Social Media is another good place to look but be aware that sometimes scammers will create corresponding social media profiles for companies and recruiters to look legitimate. Check these profiles are genuine by looking at their connections. If they are established, they should have plenty in the industry. Also, look at how long their account has existed. Does this match up to their start-up time? And what posts and images have they uploaded?
Verify links provided by hovering over them before you click. If the link is a shortened URL (like bit.ly) or it redirects you to an unexpected destination and is not secure, this can be a bad sign.
Check their email domains. Personal accounts such as Hotmail and Gmail are a red flag. Consider if the name looks genuine at first glance. For example, Apple.biz is not likely to be the email domain of Apple inc. employees. They may initially be recognised as a contact name in your inbox, but actually, be sent from a different address posing as someone else. Some scammers may also use the official company name but simply add a hyphen to go unnoticed. Check how professional the email is. Are there mistakes? Does it have a template? Is there an official branded email signature? Is their logo low quality or distorted? And be wary of opening any attachments.
The odd grammatical error and spelling mistake could be expected, but job descriptions should be fairly accurate if posted by a genuine employer. If you see that a job ad contains more than one error, this could be another sign of a fake vacancy.
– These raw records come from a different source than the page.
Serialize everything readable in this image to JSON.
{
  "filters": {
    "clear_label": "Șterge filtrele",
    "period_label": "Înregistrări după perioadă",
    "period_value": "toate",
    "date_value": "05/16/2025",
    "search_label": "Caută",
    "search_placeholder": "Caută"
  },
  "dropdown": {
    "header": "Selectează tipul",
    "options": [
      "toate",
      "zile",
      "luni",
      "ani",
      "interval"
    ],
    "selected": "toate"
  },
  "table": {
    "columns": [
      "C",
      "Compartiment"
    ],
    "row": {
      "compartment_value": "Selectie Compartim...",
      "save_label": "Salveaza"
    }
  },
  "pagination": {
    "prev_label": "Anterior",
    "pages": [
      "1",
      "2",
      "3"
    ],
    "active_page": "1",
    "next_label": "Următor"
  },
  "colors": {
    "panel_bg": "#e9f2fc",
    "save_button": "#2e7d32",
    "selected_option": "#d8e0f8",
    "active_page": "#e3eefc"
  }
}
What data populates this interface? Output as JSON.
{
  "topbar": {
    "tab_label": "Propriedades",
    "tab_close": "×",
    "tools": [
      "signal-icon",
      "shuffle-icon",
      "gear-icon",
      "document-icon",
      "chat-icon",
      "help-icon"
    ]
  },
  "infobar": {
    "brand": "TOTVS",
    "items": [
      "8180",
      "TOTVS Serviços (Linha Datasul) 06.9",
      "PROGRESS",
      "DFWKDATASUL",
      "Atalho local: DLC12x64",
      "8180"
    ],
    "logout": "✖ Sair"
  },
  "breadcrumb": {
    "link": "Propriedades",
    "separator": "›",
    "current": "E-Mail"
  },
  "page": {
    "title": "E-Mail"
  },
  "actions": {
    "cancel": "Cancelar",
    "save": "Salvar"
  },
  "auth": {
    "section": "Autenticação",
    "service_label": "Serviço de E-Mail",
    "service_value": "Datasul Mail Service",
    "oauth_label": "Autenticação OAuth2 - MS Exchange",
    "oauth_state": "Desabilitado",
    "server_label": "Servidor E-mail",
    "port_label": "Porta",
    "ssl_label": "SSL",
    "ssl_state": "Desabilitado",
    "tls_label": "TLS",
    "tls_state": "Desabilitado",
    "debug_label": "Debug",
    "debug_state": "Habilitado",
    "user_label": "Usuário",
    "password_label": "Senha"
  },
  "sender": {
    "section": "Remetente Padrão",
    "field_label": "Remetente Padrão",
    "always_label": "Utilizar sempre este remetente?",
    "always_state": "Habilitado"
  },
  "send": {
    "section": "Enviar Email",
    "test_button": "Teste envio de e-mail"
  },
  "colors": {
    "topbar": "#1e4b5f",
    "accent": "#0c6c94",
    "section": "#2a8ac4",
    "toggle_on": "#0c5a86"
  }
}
If you do believe you have come across a fake advert or have been a victim of this behaviour, contact SAFER Jobs who is a trusted and supported government body. This is a non-profit, law enforcement organisation that will see that the fake advert is removed from job boards and can provide you with any further advice. Report a job here - https://www.safer-jobs.com/